[INFORMATION GIVEN — start]

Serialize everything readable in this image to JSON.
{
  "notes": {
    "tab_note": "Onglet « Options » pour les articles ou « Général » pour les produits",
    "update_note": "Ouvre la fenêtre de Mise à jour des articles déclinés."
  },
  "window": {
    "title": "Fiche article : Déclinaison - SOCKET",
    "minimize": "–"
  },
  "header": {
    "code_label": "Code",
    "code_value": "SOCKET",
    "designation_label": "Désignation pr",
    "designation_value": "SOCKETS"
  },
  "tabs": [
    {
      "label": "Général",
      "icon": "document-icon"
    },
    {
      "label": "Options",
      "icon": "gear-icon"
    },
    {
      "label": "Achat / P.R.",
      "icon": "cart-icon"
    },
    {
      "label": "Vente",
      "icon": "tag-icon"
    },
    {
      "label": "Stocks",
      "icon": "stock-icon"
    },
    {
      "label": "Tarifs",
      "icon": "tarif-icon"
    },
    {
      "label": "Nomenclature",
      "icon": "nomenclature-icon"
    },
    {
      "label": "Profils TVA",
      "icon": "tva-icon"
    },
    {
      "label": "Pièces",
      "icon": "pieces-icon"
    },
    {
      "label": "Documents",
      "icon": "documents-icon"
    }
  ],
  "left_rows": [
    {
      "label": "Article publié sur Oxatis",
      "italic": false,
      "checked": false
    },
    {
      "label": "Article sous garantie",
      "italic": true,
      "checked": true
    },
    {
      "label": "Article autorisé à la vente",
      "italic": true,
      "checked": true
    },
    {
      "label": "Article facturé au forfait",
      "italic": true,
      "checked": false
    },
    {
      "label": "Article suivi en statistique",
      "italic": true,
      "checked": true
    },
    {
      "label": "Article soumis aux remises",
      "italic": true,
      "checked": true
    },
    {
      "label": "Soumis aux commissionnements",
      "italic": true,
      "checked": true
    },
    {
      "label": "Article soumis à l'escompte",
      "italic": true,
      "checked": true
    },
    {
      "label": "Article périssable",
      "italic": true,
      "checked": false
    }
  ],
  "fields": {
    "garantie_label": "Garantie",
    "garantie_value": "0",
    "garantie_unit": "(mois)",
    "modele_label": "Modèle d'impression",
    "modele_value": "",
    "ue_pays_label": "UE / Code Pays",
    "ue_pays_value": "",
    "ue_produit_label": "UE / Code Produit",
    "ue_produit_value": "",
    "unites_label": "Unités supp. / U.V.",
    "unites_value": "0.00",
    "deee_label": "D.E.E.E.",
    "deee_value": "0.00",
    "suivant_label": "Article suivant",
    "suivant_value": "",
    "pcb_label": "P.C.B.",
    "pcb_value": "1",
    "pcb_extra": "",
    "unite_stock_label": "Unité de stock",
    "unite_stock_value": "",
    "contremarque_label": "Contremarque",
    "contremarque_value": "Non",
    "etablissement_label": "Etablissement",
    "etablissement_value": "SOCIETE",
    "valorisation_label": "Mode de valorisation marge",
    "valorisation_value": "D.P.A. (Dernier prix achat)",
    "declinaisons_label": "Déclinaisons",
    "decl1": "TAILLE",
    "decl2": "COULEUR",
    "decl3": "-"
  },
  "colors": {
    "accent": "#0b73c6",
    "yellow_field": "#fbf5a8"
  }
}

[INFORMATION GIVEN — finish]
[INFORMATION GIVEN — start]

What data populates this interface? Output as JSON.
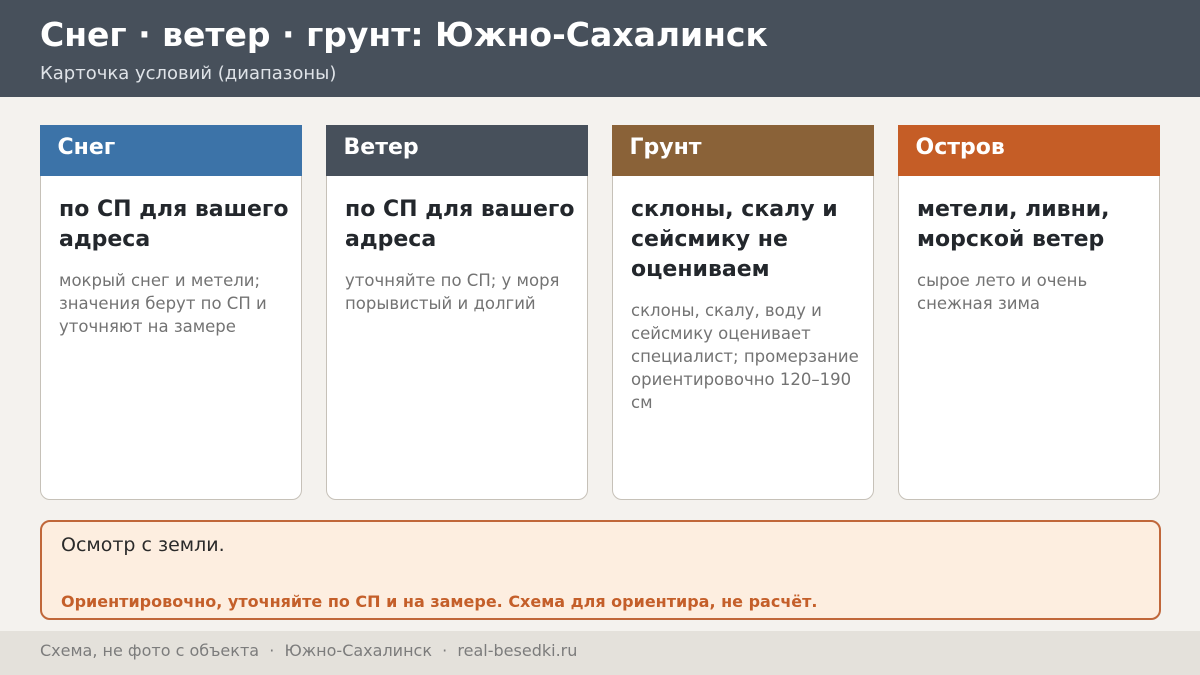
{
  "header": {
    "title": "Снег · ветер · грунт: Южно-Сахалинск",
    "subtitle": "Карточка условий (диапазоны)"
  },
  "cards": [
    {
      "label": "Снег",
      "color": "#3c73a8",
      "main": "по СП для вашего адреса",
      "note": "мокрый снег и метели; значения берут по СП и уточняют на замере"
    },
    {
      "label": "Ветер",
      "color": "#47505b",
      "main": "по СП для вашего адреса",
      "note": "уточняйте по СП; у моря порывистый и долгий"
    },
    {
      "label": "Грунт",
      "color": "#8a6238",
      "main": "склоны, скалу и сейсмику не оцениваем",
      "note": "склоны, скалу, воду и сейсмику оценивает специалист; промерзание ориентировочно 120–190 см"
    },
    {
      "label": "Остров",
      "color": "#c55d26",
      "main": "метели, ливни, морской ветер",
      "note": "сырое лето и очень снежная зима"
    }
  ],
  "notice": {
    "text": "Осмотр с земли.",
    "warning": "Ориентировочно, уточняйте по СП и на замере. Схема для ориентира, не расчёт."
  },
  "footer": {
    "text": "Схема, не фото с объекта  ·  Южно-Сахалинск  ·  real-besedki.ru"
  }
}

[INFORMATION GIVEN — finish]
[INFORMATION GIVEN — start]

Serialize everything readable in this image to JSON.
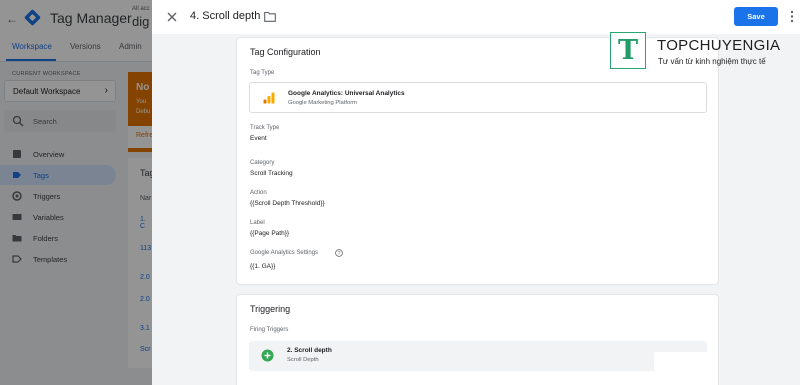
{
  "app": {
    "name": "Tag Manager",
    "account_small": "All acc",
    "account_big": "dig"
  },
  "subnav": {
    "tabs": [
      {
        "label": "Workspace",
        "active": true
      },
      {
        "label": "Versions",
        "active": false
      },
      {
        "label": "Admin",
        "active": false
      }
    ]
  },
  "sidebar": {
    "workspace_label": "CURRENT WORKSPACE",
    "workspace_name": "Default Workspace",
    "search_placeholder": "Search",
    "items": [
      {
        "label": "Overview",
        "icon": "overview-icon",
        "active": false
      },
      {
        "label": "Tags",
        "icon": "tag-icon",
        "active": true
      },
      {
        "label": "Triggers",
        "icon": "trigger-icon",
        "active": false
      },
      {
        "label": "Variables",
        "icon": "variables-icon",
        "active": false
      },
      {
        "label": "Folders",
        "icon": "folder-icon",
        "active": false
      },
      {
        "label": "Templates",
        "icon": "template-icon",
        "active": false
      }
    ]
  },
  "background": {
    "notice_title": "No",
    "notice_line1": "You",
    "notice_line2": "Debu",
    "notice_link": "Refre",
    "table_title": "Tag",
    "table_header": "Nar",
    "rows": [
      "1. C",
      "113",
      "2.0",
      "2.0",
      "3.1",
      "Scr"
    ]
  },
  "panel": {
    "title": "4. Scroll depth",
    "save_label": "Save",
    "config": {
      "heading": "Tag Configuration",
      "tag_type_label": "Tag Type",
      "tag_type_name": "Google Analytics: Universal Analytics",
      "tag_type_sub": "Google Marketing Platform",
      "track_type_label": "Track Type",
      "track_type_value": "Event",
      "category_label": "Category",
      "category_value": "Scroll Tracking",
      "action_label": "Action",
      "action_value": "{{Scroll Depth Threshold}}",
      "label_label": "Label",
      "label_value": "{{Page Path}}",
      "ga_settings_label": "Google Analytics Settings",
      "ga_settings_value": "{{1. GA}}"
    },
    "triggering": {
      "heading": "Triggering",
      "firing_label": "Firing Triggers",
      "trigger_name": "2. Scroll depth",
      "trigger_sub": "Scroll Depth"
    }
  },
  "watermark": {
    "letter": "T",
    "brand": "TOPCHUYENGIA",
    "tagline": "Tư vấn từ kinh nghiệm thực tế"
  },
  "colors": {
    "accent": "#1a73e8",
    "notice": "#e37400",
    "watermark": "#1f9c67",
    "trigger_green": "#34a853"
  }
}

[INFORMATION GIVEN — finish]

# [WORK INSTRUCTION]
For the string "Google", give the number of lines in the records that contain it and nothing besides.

# [ANSWER BOX]
3